Yesterday marked the start of the 69th edition of the Venice International Film Festival, notable as the oldest film festival in the world. Running through September 8, the festival comes right before Toronto, and many titles appear in both events. Unlike TIFF, Venice is competitive, with eighteen titles in the main competition, and additional prizes awarded to films screening in the Orizzonti section.
Notably contained for a major international cinema event, the festival’s lineup includes just over 100 new features – 69 in the official selection, and an additional 39 presented in the autonomous sections selected by independent film associations. Retrospectives and shorts fill out the schedule, but it’s a far cry from the nearly 300 films presented in Toronto. Venice isn’t really known for its non-fiction programming, which is comprised of less than 30 new doc features. None appear in the official competition, special screenings, or the autonomous International Critics’ Week. The majority are included in the out of competition section, the retrospective Venice Classics, and in the autonomous Venice Days – and, frankly, most seem strictly of local interest. Still, I’d love to go to Venice at some point, and if I were there now, there are some docs I’d want to check out:
Screening in the out of competition section, noted as a place for the work of established fest alums, are Hinde Boujemaa’s IT WAS BETTER TOMORROW, focusing on a Tunisian woman’s attempt to take care of her family, against the backdrop of a revolution; Daniele Vicari’s THE HUMAN CARGO (pictured), an exploration of an incident in 1991 when 20,000 Albanians took over a merchant ship and forced it to take them to Italy in hope of a better future; Daniele Incalcaterra and Fausta Quattrini’s EL IMPENETRABLE, in which the filmmaker deals with complications stemming from the inheritance of a parcel of Paraguayan forest; and Spike Lee’s BAD 25, also screening at TIFF, a celebration of the 25th anniversary of Michael Jackson’s seminal album.
The festival’s Orrizonti section, highlighting “new trends in world cinema,” includes just one doc out of its eighteen offerings: Wang Bing’s observational portrait, THREE SISTERS (pictured), also at TIFF. The Venice Classics section does the half dozen documentaries it screens few favors, given that its name signals its focus on retrospective programming – nestled among the 17 restored fiction features included here are six new docs and one classic doc.

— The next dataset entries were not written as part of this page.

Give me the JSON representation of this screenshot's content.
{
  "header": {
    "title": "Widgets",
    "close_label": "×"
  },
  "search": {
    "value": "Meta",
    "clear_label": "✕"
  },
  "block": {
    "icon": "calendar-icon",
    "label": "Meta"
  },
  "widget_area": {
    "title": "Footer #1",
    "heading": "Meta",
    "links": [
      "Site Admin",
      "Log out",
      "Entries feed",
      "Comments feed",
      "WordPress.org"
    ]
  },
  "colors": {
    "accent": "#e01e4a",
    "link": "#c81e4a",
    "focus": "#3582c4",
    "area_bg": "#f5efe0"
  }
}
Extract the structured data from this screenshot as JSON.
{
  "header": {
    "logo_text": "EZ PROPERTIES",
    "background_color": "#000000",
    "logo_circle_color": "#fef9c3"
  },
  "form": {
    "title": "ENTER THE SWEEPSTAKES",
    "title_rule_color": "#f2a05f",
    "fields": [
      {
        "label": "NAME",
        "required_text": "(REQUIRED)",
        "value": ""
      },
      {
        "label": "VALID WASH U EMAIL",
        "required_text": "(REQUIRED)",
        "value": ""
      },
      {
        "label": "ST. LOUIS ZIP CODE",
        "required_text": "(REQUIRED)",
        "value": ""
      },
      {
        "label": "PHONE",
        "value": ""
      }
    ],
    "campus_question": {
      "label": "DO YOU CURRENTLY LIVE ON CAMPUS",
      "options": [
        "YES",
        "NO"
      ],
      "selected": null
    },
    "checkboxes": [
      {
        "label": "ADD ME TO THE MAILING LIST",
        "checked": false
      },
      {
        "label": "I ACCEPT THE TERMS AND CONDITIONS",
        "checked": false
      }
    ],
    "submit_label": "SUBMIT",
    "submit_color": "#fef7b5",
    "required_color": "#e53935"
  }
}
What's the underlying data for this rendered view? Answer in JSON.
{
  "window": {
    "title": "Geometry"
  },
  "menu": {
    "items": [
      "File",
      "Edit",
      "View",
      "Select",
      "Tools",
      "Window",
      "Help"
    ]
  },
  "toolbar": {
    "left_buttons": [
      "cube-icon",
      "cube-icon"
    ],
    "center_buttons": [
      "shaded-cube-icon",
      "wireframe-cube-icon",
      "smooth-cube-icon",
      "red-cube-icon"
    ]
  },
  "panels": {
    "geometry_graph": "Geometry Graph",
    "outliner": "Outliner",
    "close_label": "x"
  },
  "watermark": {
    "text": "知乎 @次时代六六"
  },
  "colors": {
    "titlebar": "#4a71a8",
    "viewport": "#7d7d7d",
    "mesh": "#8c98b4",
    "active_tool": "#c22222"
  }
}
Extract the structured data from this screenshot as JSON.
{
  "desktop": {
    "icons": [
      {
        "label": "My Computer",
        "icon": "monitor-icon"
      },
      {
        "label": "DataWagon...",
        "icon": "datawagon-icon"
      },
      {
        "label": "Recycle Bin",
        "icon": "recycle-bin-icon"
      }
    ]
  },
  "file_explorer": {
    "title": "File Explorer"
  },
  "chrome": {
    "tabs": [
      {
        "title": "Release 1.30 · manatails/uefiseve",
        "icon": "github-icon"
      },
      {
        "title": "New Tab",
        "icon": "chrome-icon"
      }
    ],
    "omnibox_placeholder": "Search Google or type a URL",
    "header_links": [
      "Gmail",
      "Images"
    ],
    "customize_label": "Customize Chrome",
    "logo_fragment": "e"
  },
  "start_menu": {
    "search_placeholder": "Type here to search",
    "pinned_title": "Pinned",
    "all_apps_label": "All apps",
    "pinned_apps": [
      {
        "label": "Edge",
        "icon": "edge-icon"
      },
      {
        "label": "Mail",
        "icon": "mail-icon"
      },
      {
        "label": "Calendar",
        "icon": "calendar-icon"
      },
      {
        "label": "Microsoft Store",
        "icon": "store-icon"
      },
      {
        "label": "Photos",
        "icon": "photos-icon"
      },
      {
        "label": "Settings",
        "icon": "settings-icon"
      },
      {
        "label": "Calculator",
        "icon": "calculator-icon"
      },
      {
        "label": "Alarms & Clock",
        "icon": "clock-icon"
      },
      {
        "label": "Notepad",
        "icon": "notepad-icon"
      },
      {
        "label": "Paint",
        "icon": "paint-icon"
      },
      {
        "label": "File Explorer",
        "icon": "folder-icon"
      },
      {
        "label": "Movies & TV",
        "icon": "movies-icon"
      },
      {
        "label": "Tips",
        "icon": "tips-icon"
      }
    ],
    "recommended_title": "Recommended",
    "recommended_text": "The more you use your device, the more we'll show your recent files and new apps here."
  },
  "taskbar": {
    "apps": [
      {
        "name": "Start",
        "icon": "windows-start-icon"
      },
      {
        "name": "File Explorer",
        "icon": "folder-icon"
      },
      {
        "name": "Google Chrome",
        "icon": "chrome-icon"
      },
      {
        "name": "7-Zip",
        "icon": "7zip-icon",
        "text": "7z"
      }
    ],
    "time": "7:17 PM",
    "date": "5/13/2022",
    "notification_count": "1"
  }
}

Of the new work, it’s largely focused on appreciations or bios of film-related individuals – some very local, a few more universally known. Only two films really caught my eye: Francesco Patierno’s TIFF-bound THE BATTLE OF THE VOLCANOES, about the dueling film productions starring two of Roberto Rossellini’s lovers; and Michael Singh’s VALENTINO’S GHOST, a cinematic essay on the history of Arab and Muslim representation in US film.
Switching over to the autonomous Venice Days, modeled after Cannes’ Directors’ Fortnight, a dozen non-fiction features screen. In addition to Sarah Polley’s debut doc STORIES WE TELL, another TIFF selection, there are four titles that sound intriguing: Vincenzo Marra’s THE TRIPLET (IL GEMELLO), a portrait of a man who’s spent nearly have his life in prison; Giada Colagrande’s BOB WILSON´S LIFE AND DEATH OF MARINA ABRAMOVIC (pictured), documenting the collaboration which created an experimental opera based on the performance artist’s life; Masbedo’s TRALALÀ, a non-traditional portrait of Iceland which originated as an installation created by two video artists; and Andrea Parena’s AUGUST WEDDING (NOZZE D´AGOSTO), which follows a small group of Italian wedding planners.